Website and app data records

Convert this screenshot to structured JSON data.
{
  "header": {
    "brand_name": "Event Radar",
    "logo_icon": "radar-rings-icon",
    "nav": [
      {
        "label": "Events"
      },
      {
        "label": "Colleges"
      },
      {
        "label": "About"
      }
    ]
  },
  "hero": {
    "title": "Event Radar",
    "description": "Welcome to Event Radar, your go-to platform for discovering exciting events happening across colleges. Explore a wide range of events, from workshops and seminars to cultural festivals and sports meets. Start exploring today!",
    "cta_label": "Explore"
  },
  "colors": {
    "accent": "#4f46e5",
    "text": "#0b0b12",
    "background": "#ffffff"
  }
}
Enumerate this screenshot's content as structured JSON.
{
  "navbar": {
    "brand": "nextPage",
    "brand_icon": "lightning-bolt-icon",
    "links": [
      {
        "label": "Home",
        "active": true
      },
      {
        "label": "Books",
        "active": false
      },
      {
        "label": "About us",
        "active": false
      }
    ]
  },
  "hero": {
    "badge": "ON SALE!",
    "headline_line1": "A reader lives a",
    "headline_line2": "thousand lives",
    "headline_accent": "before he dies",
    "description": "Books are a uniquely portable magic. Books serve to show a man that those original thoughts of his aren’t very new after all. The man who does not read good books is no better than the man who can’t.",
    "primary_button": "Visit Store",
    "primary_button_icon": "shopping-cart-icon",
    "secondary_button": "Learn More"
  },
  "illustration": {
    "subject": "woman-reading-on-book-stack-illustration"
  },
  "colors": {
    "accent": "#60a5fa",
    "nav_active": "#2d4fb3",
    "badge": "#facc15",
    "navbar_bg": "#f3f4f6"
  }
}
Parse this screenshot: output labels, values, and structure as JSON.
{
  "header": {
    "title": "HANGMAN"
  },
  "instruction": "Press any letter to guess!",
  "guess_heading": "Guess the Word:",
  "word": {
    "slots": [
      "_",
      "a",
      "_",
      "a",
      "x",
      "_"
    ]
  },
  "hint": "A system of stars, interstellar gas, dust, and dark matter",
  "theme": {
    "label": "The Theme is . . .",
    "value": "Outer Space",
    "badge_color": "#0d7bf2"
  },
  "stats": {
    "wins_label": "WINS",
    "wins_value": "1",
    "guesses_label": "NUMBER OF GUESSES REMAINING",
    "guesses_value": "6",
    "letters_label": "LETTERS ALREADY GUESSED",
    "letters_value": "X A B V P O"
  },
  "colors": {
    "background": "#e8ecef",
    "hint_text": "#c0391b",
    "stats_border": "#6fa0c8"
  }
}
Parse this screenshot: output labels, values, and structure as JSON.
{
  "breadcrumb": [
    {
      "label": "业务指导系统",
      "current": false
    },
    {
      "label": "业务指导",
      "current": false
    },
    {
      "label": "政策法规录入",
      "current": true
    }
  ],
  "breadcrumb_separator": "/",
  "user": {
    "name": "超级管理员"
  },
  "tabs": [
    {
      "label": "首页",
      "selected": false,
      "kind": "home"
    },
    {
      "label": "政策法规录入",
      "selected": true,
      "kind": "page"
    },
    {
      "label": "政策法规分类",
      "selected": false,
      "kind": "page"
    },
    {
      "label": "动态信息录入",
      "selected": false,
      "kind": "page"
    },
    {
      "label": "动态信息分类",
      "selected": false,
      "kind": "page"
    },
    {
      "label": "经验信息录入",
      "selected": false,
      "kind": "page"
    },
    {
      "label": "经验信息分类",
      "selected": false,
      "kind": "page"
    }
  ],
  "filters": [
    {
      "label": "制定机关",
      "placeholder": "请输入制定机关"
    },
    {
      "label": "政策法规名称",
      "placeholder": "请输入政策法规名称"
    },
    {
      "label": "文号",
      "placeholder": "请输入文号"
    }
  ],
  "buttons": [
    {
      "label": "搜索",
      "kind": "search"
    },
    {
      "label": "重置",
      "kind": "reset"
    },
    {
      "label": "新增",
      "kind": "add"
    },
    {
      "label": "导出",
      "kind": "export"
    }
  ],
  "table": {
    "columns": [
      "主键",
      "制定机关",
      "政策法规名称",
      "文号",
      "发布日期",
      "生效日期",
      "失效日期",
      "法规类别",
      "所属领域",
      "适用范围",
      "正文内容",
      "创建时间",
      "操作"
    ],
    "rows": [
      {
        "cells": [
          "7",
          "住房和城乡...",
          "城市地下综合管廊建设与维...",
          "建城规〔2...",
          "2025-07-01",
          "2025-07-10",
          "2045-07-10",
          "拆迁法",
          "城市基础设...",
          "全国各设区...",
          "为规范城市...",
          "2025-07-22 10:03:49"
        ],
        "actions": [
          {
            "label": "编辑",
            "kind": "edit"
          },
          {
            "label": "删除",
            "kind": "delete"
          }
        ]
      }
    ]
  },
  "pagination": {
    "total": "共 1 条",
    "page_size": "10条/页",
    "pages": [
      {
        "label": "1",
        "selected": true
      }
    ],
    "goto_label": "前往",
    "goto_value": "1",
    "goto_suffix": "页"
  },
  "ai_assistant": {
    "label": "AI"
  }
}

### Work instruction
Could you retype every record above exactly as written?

### Written solution
Convert this screenshot to structured JSON data.
{
  "header": {
    "brand_name": "Event Radar",
    "logo_icon": "radar-rings-icon",
    "nav": [
      {
        "label": "Events"
      },
      {
        "label": "Colleges"
      },
      {
        "label": "About"
      }
    ]
  },
  "hero": {
    "title": "Event Radar",
    "description": "Welcome to Event Radar, your go-to platform for discovering exciting events happening across colleges. Explore a wide range of events, from workshops and seminars to cultural festivals and sports meets. Start exploring today!",
    "cta_label": "Explore"
  },
  "colors": {
    "accent": "#4f46e5",
    "text": "#0b0b12",
    "background": "#ffffff"
  }
}
Enumerate this screenshot's content as structured JSON.
{
  "navbar": {
    "brand": "nextPage",
    "brand_icon": "lightning-bolt-icon",
    "links": [
      {
        "label": "Home",
        "active": true
      },
      {
        "label": "Books",
        "active": false
      },
      {
        "label": "About us",
        "active": false
      }
    ]
  },
  "hero": {
    "badge": "ON SALE!",
    "headline_line1": "A reader lives a",
    "headline_line2": "thousand lives",
    "headline_accent": "before he dies",
    "description": "Books are a uniquely portable magic. Books serve to show a man that those original thoughts of his aren’t very new after all. The man who does not read good books is no better than the man who can’t.",
    "primary_button": "Visit Store",
    "primary_button_icon": "shopping-cart-icon",
    "secondary_button": "Learn More"
  },
  "illustration": {
    "subject": "woman-reading-on-book-stack-illustration"
  },
  "colors": {
    "accent": "#60a5fa",
    "nav_active": "#2d4fb3",
    "badge": "#facc15",
    "navbar_bg": "#f3f4f6"
  }
}
Parse this screenshot: output labels, values, and structure as JSON.
{
  "header": {
    "title": "HANGMAN"
  },
  "instruction": "Press any letter to guess!",
  "guess_heading": "Guess the Word:",
  "word": {
    "slots": [
      "_",
      "a",
      "_",
      "a",
      "x",
      "_"
    ]
  },
  "hint": "A system of stars, interstellar gas, dust, and dark matter",
  "theme": {
    "label": "The Theme is . . .",
    "value": "Outer Space",
    "badge_color": "#0d7bf2"
  },
  "stats": {
    "wins_label": "WINS",
    "wins_value": "1",
    "guesses_label": "NUMBER OF GUESSES REMAINING",
    "guesses_value": "6",
    "letters_label": "LETTERS ALREADY GUESSED",
    "letters_value": "X A B V P O"
  },
  "colors": {
    "background": "#e8ecef",
    "hint_text": "#c0391b",
    "stats_border": "#6fa0c8"
  }
}
Parse this screenshot: output labels, values, and structure as JSON.
{
  "breadcrumb": [
    {
      "label": "业务指导系统",
      "current": false
    },
    {
      "label": "业务指导",
      "current": false
    },
    {
      "label": "政策法规录入",
      "current": true
    }
  ],
  "breadcrumb_separator": "/",
  "user": {
    "name": "超级管理员"
  },
  "tabs": [
    {
      "label": "首页",
      "selected": false,
      "kind": "home"
    },
    {
      "label": "政策法规录入",
      "selected": true,
      "kind": "page"
    },
    {
      "label": "政策法规分类",
      "selected": false,
      "kind": "page"
    },
    {
      "label": "动态信息录入",
      "selected": false,
      "kind": "page"
    },
    {
      "label": "动态信息分类",
      "selected": false,
      "kind": "page"
    },
    {
      "label": "经验信息录入",
      "selected": false,
      "kind": "page"
    },
    {
      "label": "经验信息分类",
      "selected": false,
      "kind": "page"
    }
  ],
  "filters": [
    {
      "label": "制定机关",
      "placeholder": "请输入制定机关"
    },
    {
      "label": "政策法规名称",
      "placeholder": "请输入政策法规名称"
    },
    {
      "label": "文号",
      "placeholder": "请输入文号"
    }
  ],
  "buttons": [
    {
      "label": "搜索",
      "kind": "search"
    },
    {
      "label": "重置",
      "kind": "reset"
    },
    {
      "label": "新增",
      "kind": "add"
    },
    {
      "label": "导出",
      "kind": "export"
    }
  ],
  "table": {
    "columns": [
      "主键",
      "制定机关",
      "政策法规名称",
      "文号",
      "发布日期",
      "生效日期",
      "失效日期",
      "法规类别",
      "所属领域",
      "适用范围",
      "正文内容",
      "创建时间",
      "操作"
    ],
    "rows": [
      {
        "cells": [
          "7",
          "住房和城乡...",
          "城市地下综合管廊建设与维...",
          "建城规〔2...",
          "2025-07-01",
          "2025-07-10",
          "2045-07-10",
          "拆迁法",
          "城市基础设...",
          "全国各设区...",
          "为规范城市...",
          "2025-07-22 10:03:49"
        ],
        "actions": [
          {
            "label": "编辑",
            "kind": "edit"
          },
          {
            "label": "删除",
            "kind": "delete"
          }
        ]
      }
    ]
  },
  "pagination": {
    "total": "共 1 条",
    "page_size": "10条/页",
    "pages": [
      {
        "label": "1",
        "selected": true
      }
    ],
    "goto_label": "前往",
    "goto_value": "1",
    "goto_suffix": "页"
  },
  "ai_assistant": {
    "label": "AI"
  }
}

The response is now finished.